→ TASK DIRECTIONS: Could you repeat the data word for word while skipping the pictures?

-------- SUPPLIED MATERIAL --------

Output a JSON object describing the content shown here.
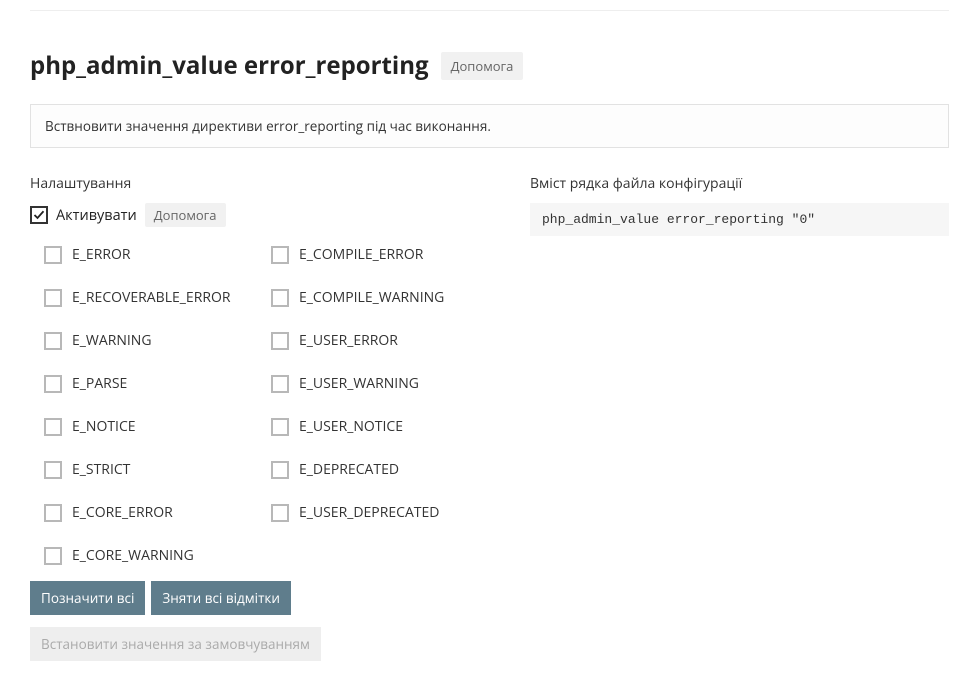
{
  "title": "php_admin_value error_reporting",
  "help_label": "Допомога",
  "description": "Вствновити значення директиви error_reporting під час виконання.",
  "settings_label": "Налаштування",
  "activate_label": "Активувати",
  "activate_checked": true,
  "options_col1": [
    "E_ERROR",
    "E_RECOVERABLE_ERROR",
    "E_WARNING",
    "E_PARSE",
    "E_NOTICE",
    "E_STRICT",
    "E_CORE_ERROR",
    "E_CORE_WARNING"
  ],
  "options_col2": [
    "E_COMPILE_ERROR",
    "E_COMPILE_WARNING",
    "E_USER_ERROR",
    "E_USER_WARNING",
    "E_USER_NOTICE",
    "E_DEPRECATED",
    "E_USER_DEPRECATED"
  ],
  "btn_select_all": "Позначити всі",
  "btn_deselect_all": "Зняти всі відмітки",
  "btn_reset_default": "Встановити значення за замовчуванням",
  "config_label": "Вміст рядка файла конфігурації",
  "config_value": "php_admin_value error_reporting \"0\""
}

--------

→ RESPONSE FOR THIS EXERCISE:
Output a JSON object describing the content shown here.
{
  "title": "php_admin_value error_reporting",
  "help_label": "Допомога",
  "description": "Вствновити значення директиви error_reporting під час виконання.",
  "settings_label": "Налаштування",
  "activate_label": "Активувати",
  "activate_checked": true,
  "options_col1": [
    "E_ERROR",
    "E_RECOVERABLE_ERROR",
    "E_WARNING",
    "E_PARSE",
    "E_NOTICE",
    "E_STRICT",
    "E_CORE_ERROR",
    "E_CORE_WARNING"
  ],
  "options_col2": [
    "E_COMPILE_ERROR",
    "E_COMPILE_WARNING",
    "E_USER_ERROR",
    "E_USER_WARNING",
    "E_USER_NOTICE",
    "E_DEPRECATED",
    "E_USER_DEPRECATED"
  ],
  "btn_select_all": "Позначити всі",
  "btn_deselect_all": "Зняти всі відмітки",
  "btn_reset_default": "Встановити значення за замовчуванням",
  "config_label": "Вміст рядка файла конфігурації",
  "config_value": "php_admin_value error_reporting \"0\""
}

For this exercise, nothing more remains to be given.